- Familial predisposition: It has been shown that depression can run in families. Studies of patients with depression who have a twin, show that when the twin of a patient is an identical twin and therefore shares 100% of the patient’s genes, that twin has a significantly greater chance of also having depression than when the twin of the patient is unidentical.
- Life changing or upsetting events such as bereavement, bankruptcy, divorce, prolonged illness, moving house, job change, retirement, redundancy and financial worries are all potential triggers for depression.
These physiological factors may combine with genetic predisposition to increase the risk for depression further still, but the research is not conclusive. Adverse life events may also trigger addictive behaviors such as alcoholism, which can cause or aggravate depression.
- Long-term illness or painful conditions such as arthritis, cancer, heart disease, diabetes and chronic kidney disease can all lead to depression.
- Depressive personality disorders: Certain personality disorders or mood disorders that may cause low self-esteem can increase an individual’s likelihood of developing depression.
- Depression after childbirth: Changes in hormonal levels after childbirth can bring on a condition called postnatal depression.
- Drug addiction is associated with increased levels of depression.
- Living alone, especially in later life may trigger depression, particularly among those who already have a genetic predisposition for the condition.

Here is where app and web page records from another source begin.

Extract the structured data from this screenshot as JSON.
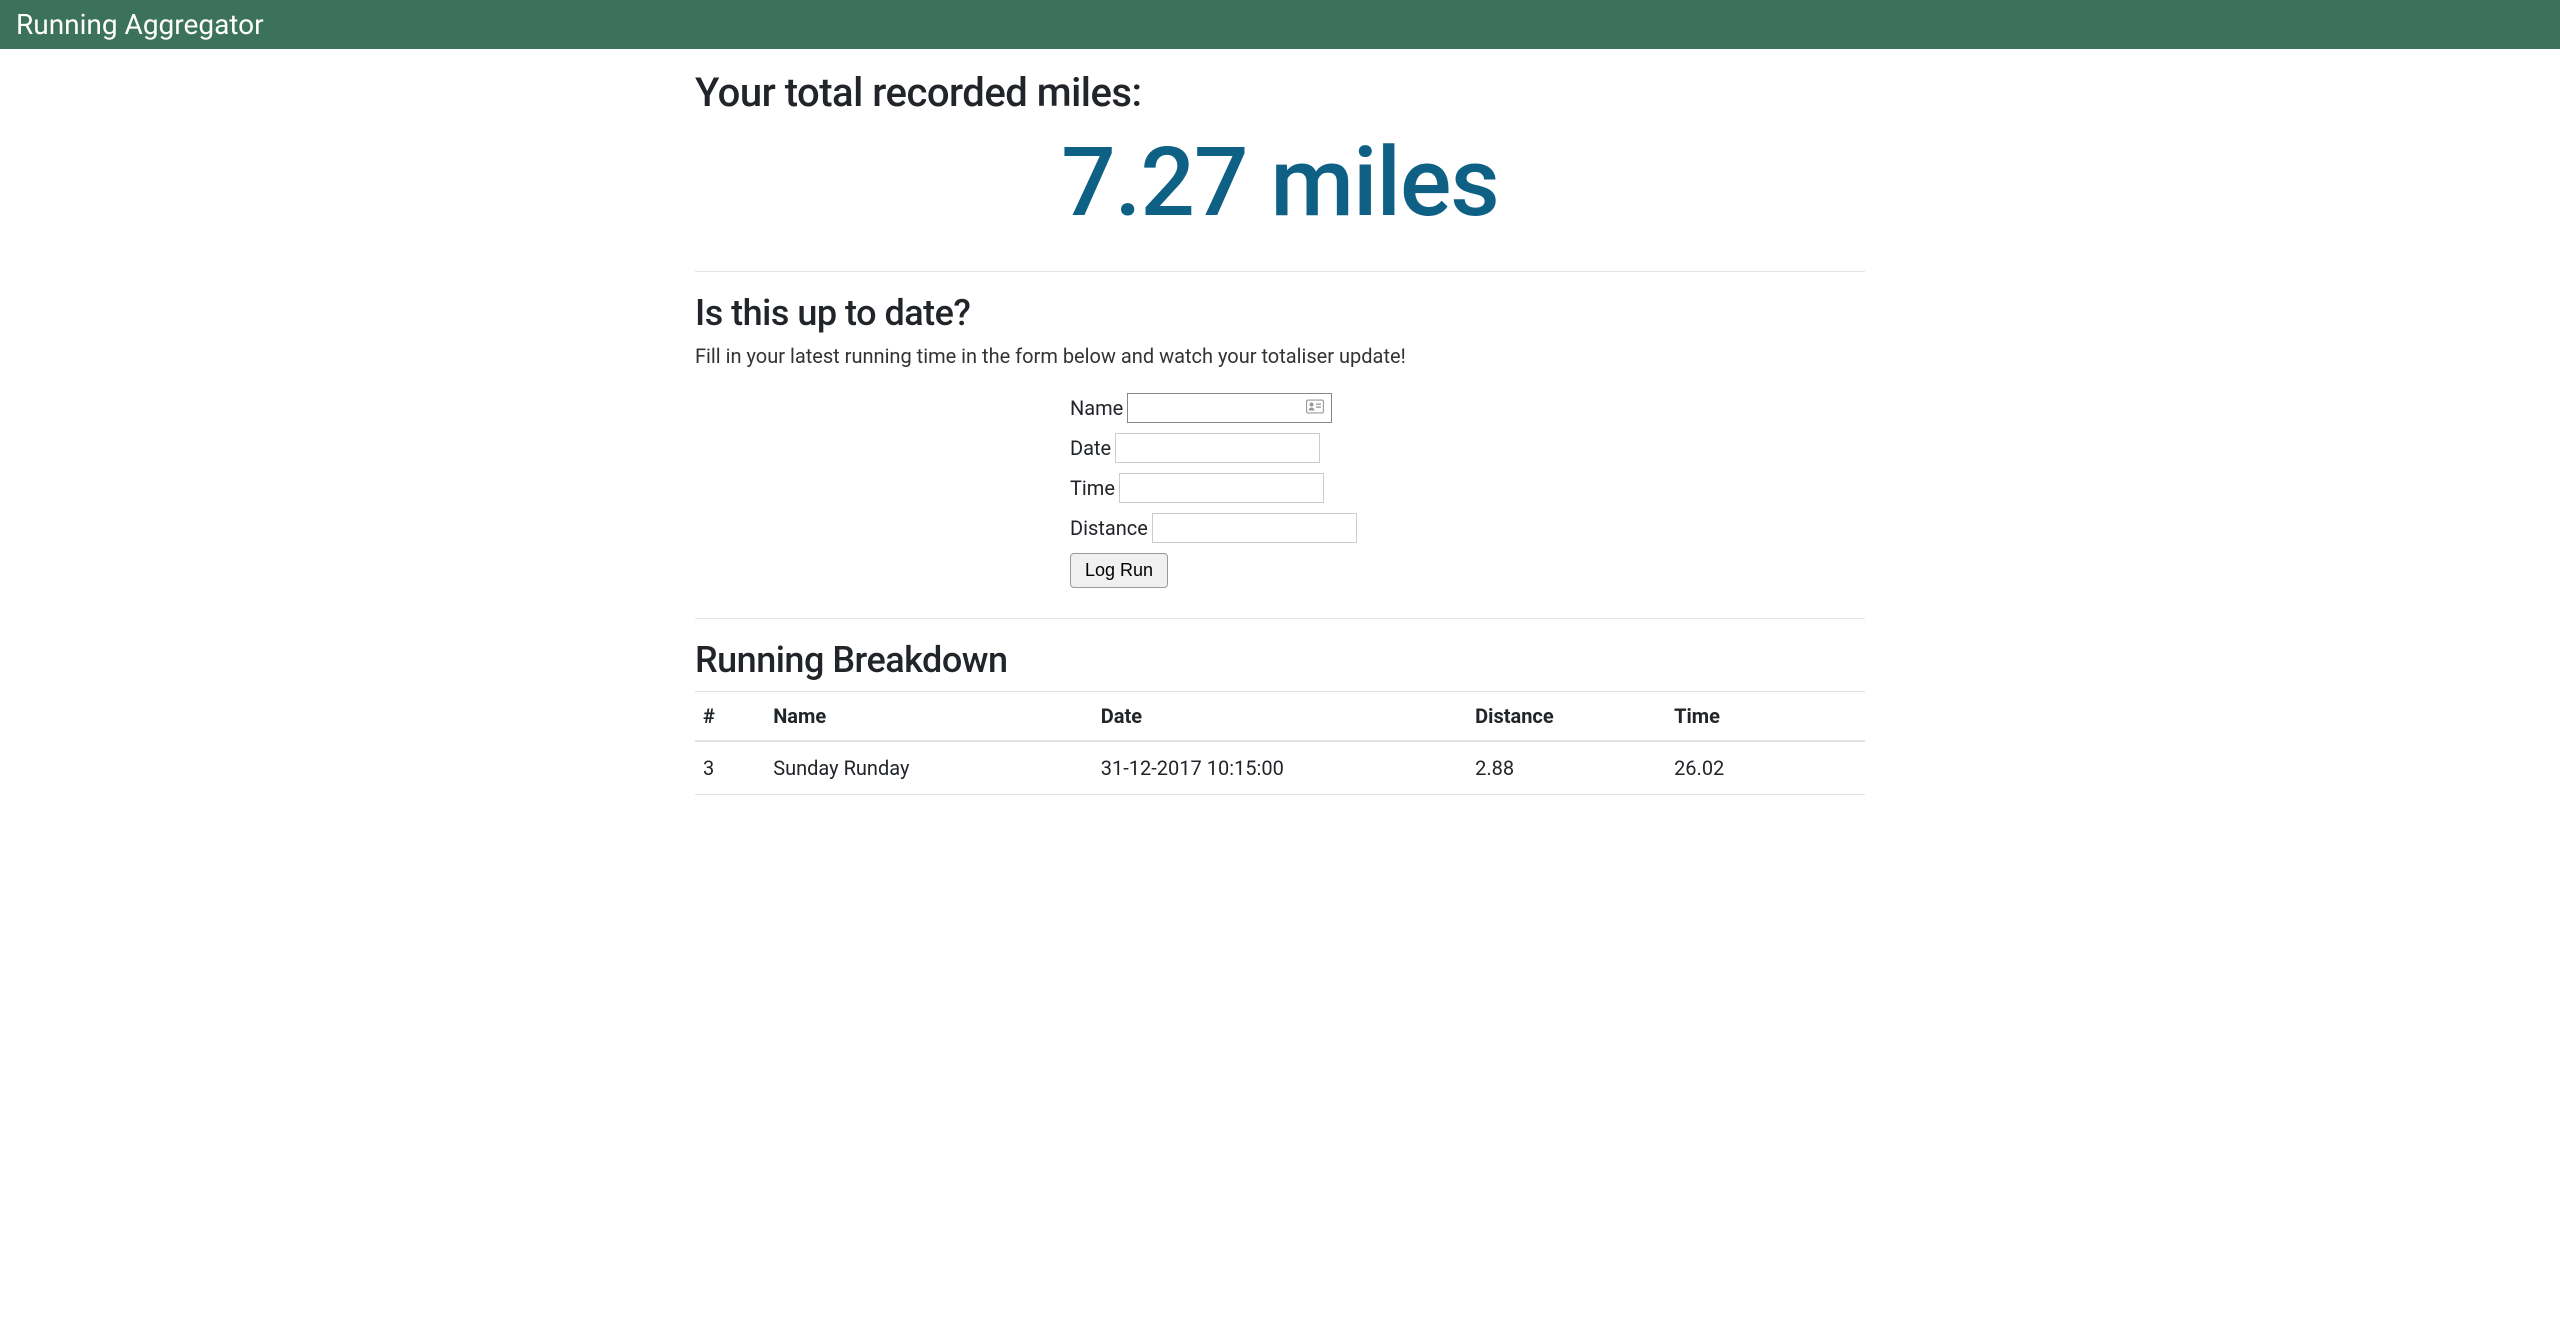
{
  "navbar": {
    "brand": "Running Aggregator"
  },
  "totaliser": {
    "heading": "Your total recorded miles:",
    "value": "7.27 miles"
  },
  "update_section": {
    "heading": "Is this up to date?",
    "lead": "Fill in your latest running time in the form below and watch your totaliser update!",
    "form": {
      "name_label": "Name",
      "date_label": "Date",
      "time_label": "Time",
      "distance_label": "Distance",
      "submit_label": "Log Run",
      "name_value": "",
      "date_value": "",
      "time_value": "",
      "distance_value": ""
    }
  },
  "breakdown": {
    "heading": "Running Breakdown",
    "columns": {
      "index": "#",
      "name": "Name",
      "date": "Date",
      "distance": "Distance",
      "time": "Time"
    },
    "rows": [
      {
        "index": "3",
        "name": "Sunday Runday",
        "date": "31-12-2017 10:15:00",
        "distance": "2.88",
        "time": "26.02"
      }
    ]
  }
}
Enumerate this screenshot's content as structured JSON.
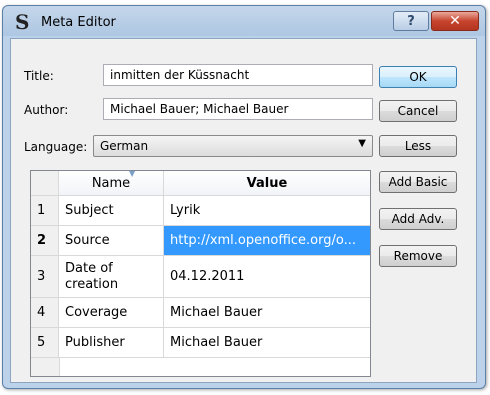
{
  "window": {
    "title": "Meta Editor",
    "app_icon": "S",
    "help_glyph": "?",
    "close_glyph": "✕"
  },
  "form": {
    "title_label": "Title:",
    "title_value": "inmitten der Küssnacht",
    "author_label": "Author:",
    "author_value": "Michael Bauer; Michael Bauer",
    "language_label": "Language:",
    "language_value": "German"
  },
  "buttons": {
    "ok": "OK",
    "cancel": "Cancel",
    "less": "Less",
    "add_basic": "Add Basic",
    "add_adv": "Add Adv.",
    "remove": "Remove"
  },
  "table": {
    "headers": {
      "name": "Name",
      "value": "Value"
    },
    "rows": [
      {
        "num": "1",
        "name": "Subject",
        "value": "Lyrik"
      },
      {
        "num": "2",
        "name": "Source",
        "value": "http://xml.openoffice.org/o..."
      },
      {
        "num": "3",
        "name": "Date of creation",
        "value": "04.12.2011"
      },
      {
        "num": "4",
        "name": "Coverage",
        "value": "Michael Bauer"
      },
      {
        "num": "5",
        "name": "Publisher",
        "value": "Michael Bauer"
      }
    ],
    "selected_row": 2
  },
  "colors": {
    "selection": "#3399ff",
    "close_button": "#c7452f",
    "title_bar": "#b9cfe8"
  }
}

- In many individuals, no specific cause or trigger for depression may be found.